A specialist insurance law firm has called for a holistic approach to bullying prevention, in light of a recent case which involved a 19-year old apprentice who was doused in flammable liquid and had his clothes set on fire over what one of the perpetrators referred to as “hijinks gone wrong.”
Tad-Mar Electrical supervisors Luke Daniel Chenoweth and Jeffrey Mark Rowe were rapped by SafeWork SA over the incident at a worksite in Woodville in April 2017, where the young worker was subjected to bullying that could have left him with second-degree burns.
Prosecutor Laura Willows told the South Australian Employment Tribunal (SAET) that Chenoweth and Rowe squirted lighter fluid on the young worker’s shirt and ignited it, which could have left the victim with second-degree burns if the shirt was left on his body for another 20 seconds, ABC reported.
The tribunal also heard that, prior to the incident, the apprentice was subjected to ongoing bullying, which included being tied to a ladder with duct tape, having his arms and face covered with silicon and permanent marker, and being locked in a shipping container. He was also frequently verbally abused by Chenoweth and even failed to receive medical assessment for an electric shock.
Chenoweth pleaded guilty to breaching the Work Health and Safety Act and is facing a maximum penalty of five years imprisonment or a $300,000 fine, or both. He will be sentenced at a later date.
Rowe, meanwhile, was convicted and fined $12,000 earlier this year for his involvement.
Michael Tooma, global head of safety at Clyde & Co, urged businesses to implement a zero-tolerance approach to bullying so such cases would be prevented.

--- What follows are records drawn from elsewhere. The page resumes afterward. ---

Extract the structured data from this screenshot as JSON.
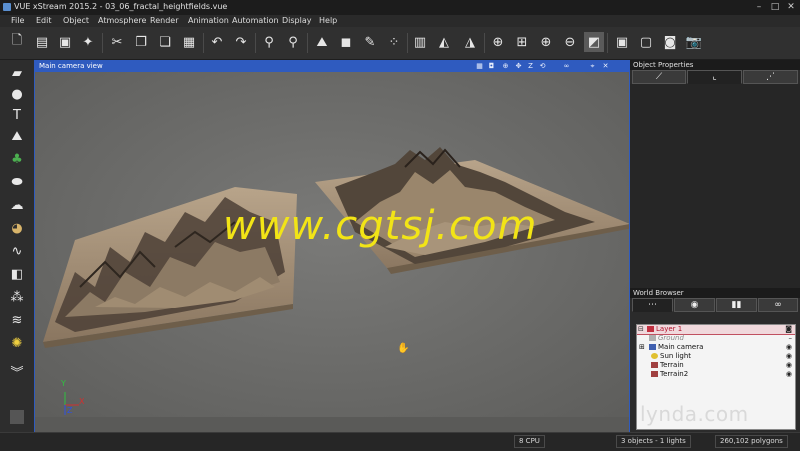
{
  "window": {
    "title": "VUE xStream 2015.2 - 03_06_fractal_heightfields.vue"
  },
  "menu": [
    "File",
    "Edit",
    "Object",
    "Atmosphere",
    "Render",
    "Animation",
    "Automation",
    "Display",
    "Help"
  ],
  "toolbar": {
    "icons": [
      "new-file-icon",
      "open-file-icon",
      "save-icon",
      "wand-icon",
      "cut-icon",
      "copy-icon",
      "paste-icon",
      "delete-icon",
      "undo-icon",
      "redo-icon",
      "link-icon",
      "unlink-icon",
      "terrain-icon",
      "cube-icon",
      "brush-icon",
      "material-icon",
      "film-icon",
      "flip-h-icon",
      "flip-v-icon",
      "globe-icon",
      "zoom-fit-icon",
      "zoom-in-icon",
      "zoom-out-icon",
      "render-region-icon",
      "display-options-icon",
      "frame-icon",
      "layout-icon",
      "camera-icon"
    ]
  },
  "toolbox": {
    "icons": [
      "plane-icon",
      "sphere-icon",
      "text-icon",
      "terrain-tool-icon",
      "tree-icon",
      "rock-icon",
      "cloud-icon",
      "planet-icon",
      "path-icon",
      "cube-tool-icon",
      "particles-icon",
      "tornado-icon",
      "light-icon",
      "expand-icon"
    ]
  },
  "viewport": {
    "title": "Main camera view",
    "icons": [
      "vp-grid-icon",
      "vp-camera-icon",
      "vp-zoom-icon",
      "vp-z-icon",
      "vp-pan-icon",
      "vp-rotate-icon",
      "vp-link-icon",
      "vp-pin-icon",
      "vp-close-icon"
    ],
    "axes": {
      "x": "X",
      "y": "Y",
      "z": "Z"
    }
  },
  "watermark": "www.cgtsj.com",
  "object_properties": {
    "title": "Object Properties",
    "tabs": [
      "",
      "",
      ""
    ]
  },
  "world_browser": {
    "title": "World Browser",
    "tabs": [
      "",
      "",
      "",
      ""
    ],
    "tree": [
      {
        "label": "Layer 1",
        "style": "layer"
      },
      {
        "label": "Ground",
        "style": "disabled"
      },
      {
        "label": "Main camera",
        "style": "normal"
      },
      {
        "label": "Sun light",
        "style": "normal"
      },
      {
        "label": "Terrain",
        "style": "normal"
      },
      {
        "label": "Terrain2",
        "style": "normal"
      }
    ]
  },
  "status": {
    "cpu": "8 CPU",
    "objects": "3 objects - 1 lights",
    "polygons": "260,102 polygons"
  },
  "brand": "lynda.com",
  "colors": {
    "viewport_border": "#2f5bbf",
    "watermark": "#f2e416",
    "layer_text": "#b0102a"
  }
}
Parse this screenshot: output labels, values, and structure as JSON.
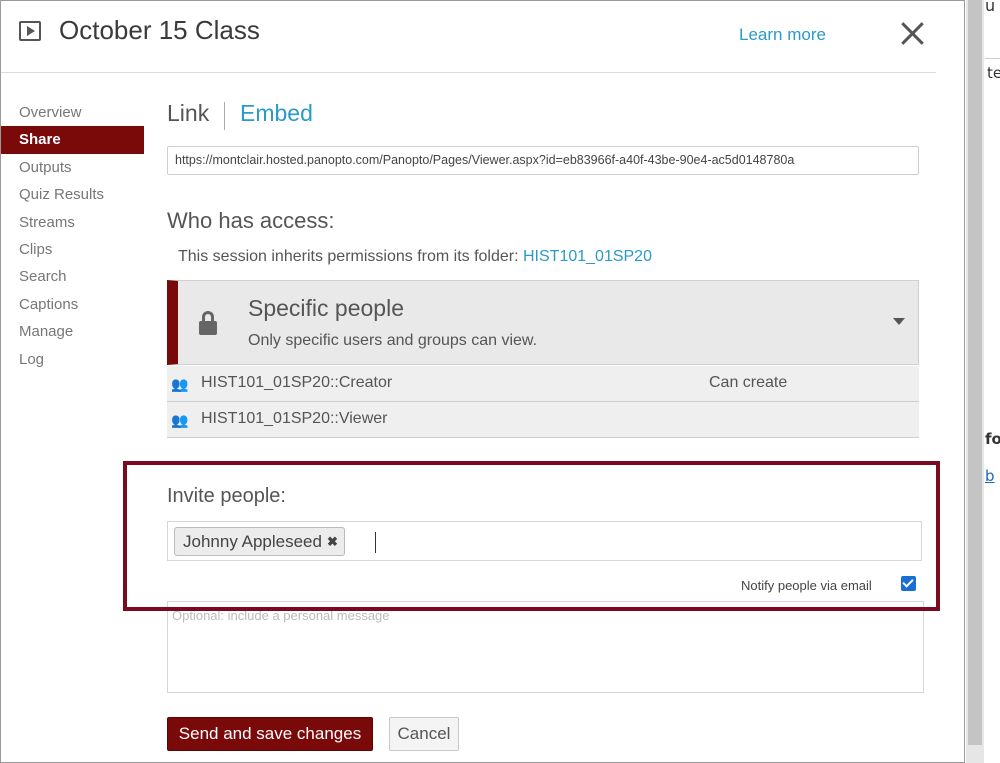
{
  "background": {
    "text_top": "u",
    "text_2": "te",
    "text_3": "fo",
    "text_4": "b"
  },
  "header": {
    "title": "October 15 Class",
    "learn_more": "Learn more"
  },
  "sidebar": {
    "items": [
      {
        "label": "Overview"
      },
      {
        "label": "Share"
      },
      {
        "label": "Outputs"
      },
      {
        "label": "Quiz Results"
      },
      {
        "label": "Streams"
      },
      {
        "label": "Clips"
      },
      {
        "label": "Search"
      },
      {
        "label": "Captions"
      },
      {
        "label": "Manage"
      },
      {
        "label": "Log"
      }
    ],
    "active": "Share"
  },
  "share": {
    "tabs": {
      "link": "Link",
      "embed": "Embed"
    },
    "url": "https://montclair.hosted.panopto.com/Panopto/Pages/Viewer.aspx?id=eb83966f-a40f-43be-90e4-ac5d0148780a",
    "access_title": "Who has access:",
    "inherit_text": "This session inherits permissions from its folder: ",
    "folder_link": "HIST101_01SP20",
    "access_level": {
      "name": "Specific people",
      "description": "Only specific users and groups can view."
    },
    "groups": [
      {
        "name": "HIST101_01SP20::Creator",
        "role": "Can create"
      },
      {
        "name": "HIST101_01SP20::Viewer",
        "role": ""
      }
    ],
    "invite_title": "Invite people:",
    "invitee": "Johnny Appleseed",
    "notify_label": "Notify people via email",
    "notify_checked": true,
    "message_placeholder": "Optional: include a personal message",
    "send_label": "Send and save changes",
    "cancel_label": "Cancel"
  },
  "colors": {
    "accent": "#7a0a0a",
    "link": "#2b9ac9",
    "checkbox": "#1a6fd4"
  }
}
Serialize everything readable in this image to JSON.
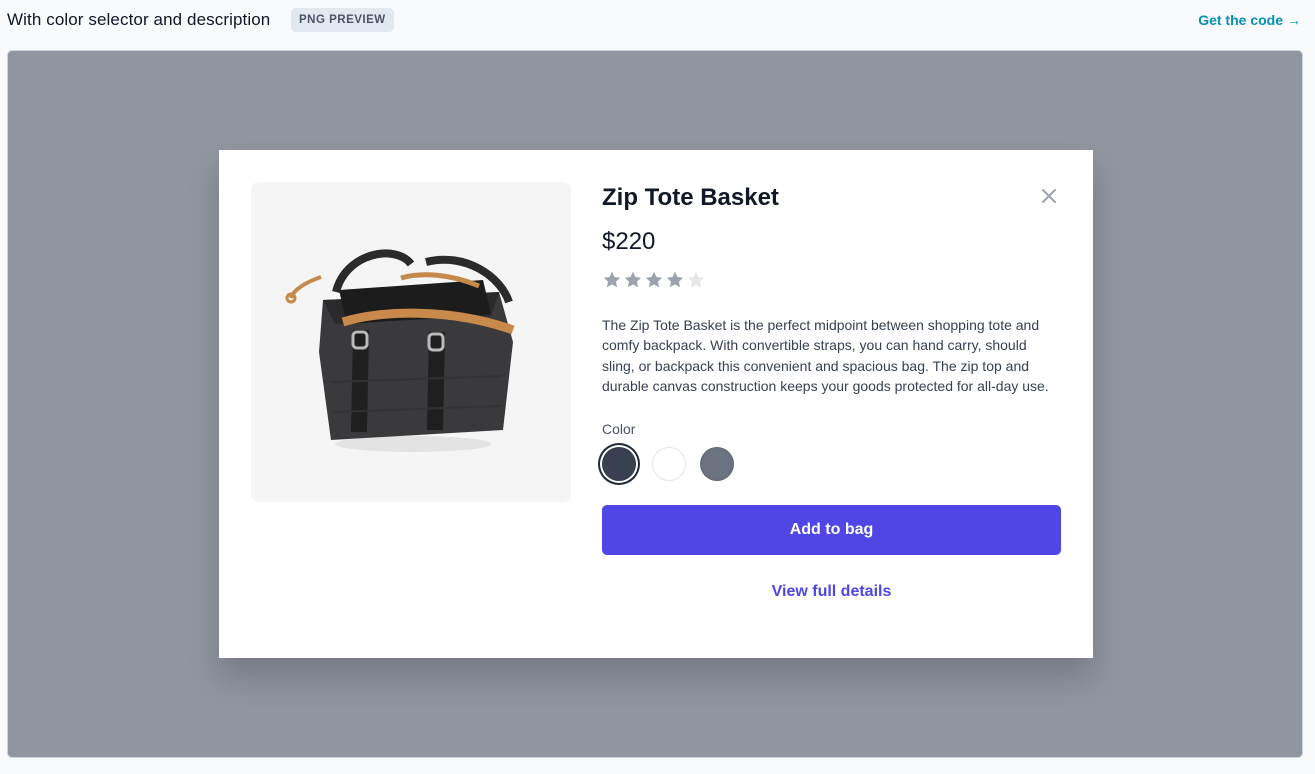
{
  "header": {
    "title": "With color selector and description",
    "badge": "PNG PREVIEW",
    "code_link": "Get the code",
    "code_link_arrow": "→"
  },
  "product": {
    "name": "Zip Tote Basket",
    "price": "$220",
    "rating": 4,
    "rating_max": 5,
    "description": "The Zip Tote Basket is the perfect midpoint between shopping tote and comfy backpack. With convertible straps, you can hand carry, should sling, or backpack this convenient and spacious bag. The zip top and durable canvas construction keeps your goods protected for all-day use.",
    "color_label": "Color",
    "colors": [
      {
        "hex": "#374151",
        "selected": true
      },
      {
        "hex": "#ffffff",
        "selected": false
      },
      {
        "hex": "#6b7280",
        "selected": false
      }
    ],
    "add_button": "Add to bag",
    "details_link": "View full details"
  },
  "icons": {
    "close": "close-icon",
    "star": "star-icon",
    "arrow": "arrow-right-icon"
  },
  "colors": {
    "accent": "#4f46e5",
    "link": "#0891b2",
    "star_filled": "#9ca3af",
    "star_empty": "#e5e7eb",
    "backdrop": "#9095a0"
  }
}
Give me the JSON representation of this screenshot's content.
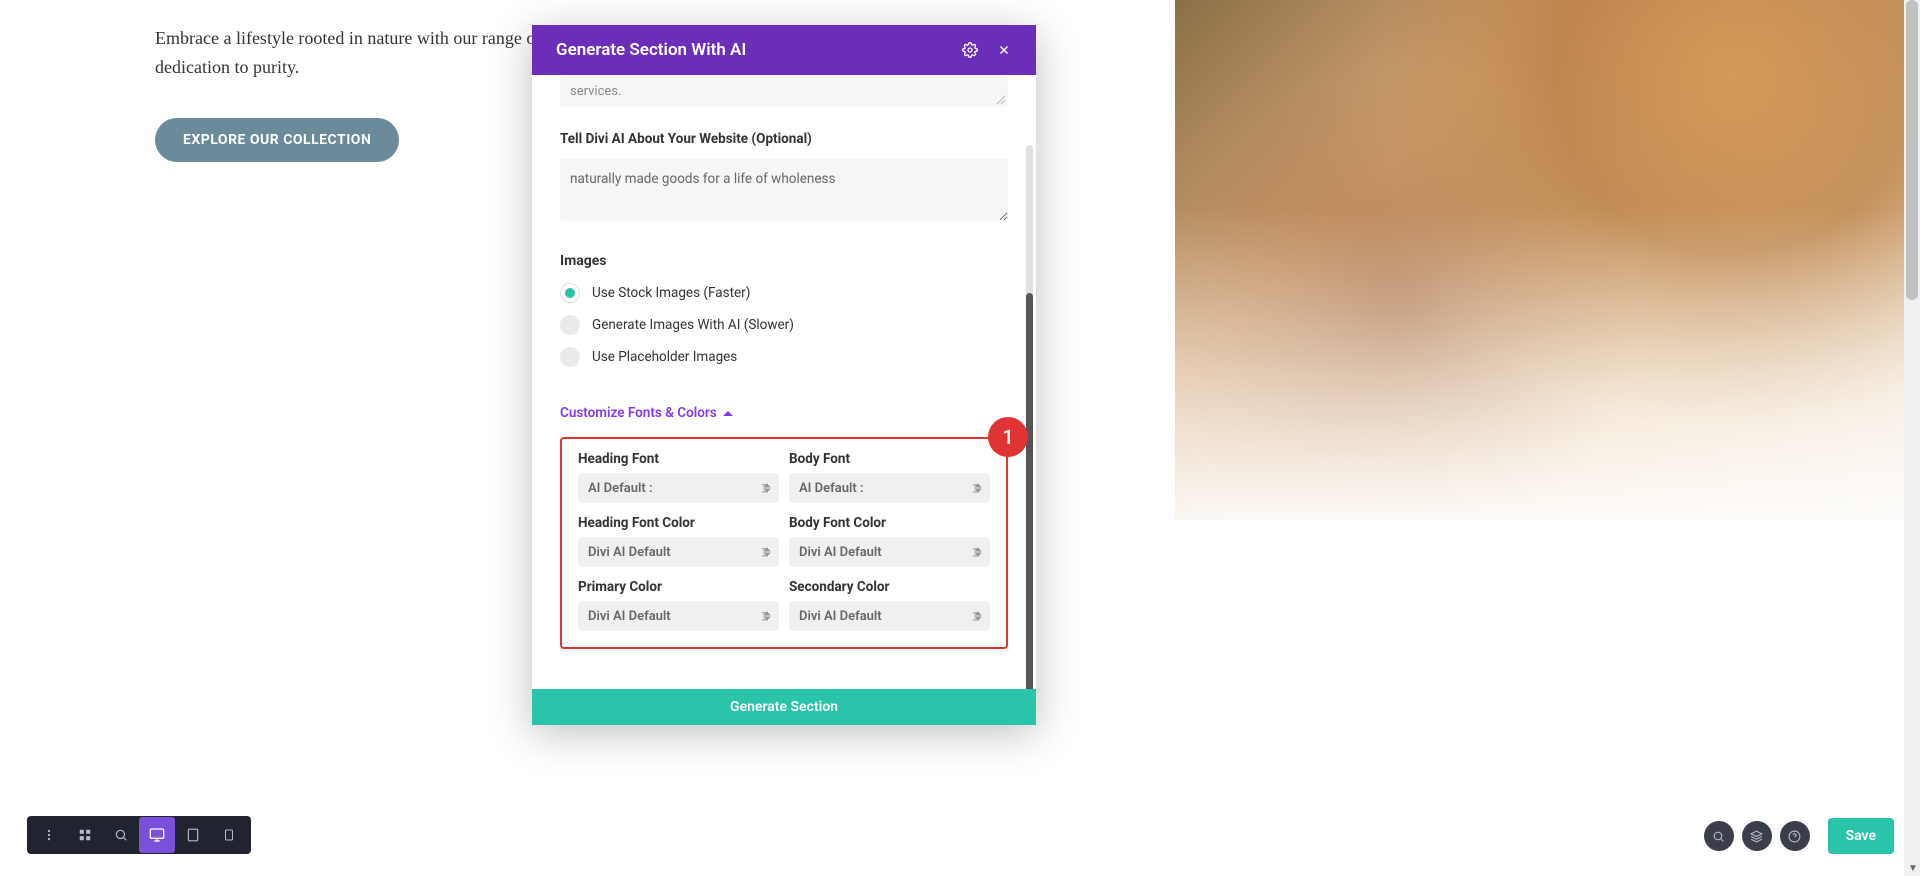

“We need to adopt a holistic approach to bullying prevention that deals not only with policies and procedures but also engages with the cultural underpinnings of such issues,” Tooma said. “For every bullying incident, there are a number of bystanders that witness it and remain silent as the bullying escalated. The solution starts with reminding those individuals of their role in setting the culture and their legal obligation to do so. The case is yet another reminder of the risks associated with unhealthy workplace cultures where bullying is tolerated. Breaches of the Work Health and Safety Act have the potential to cause businesses significant financial and reputational harm. If a zero-tolerance approach to bullying was enforced, this case would have been entirely avoidable.”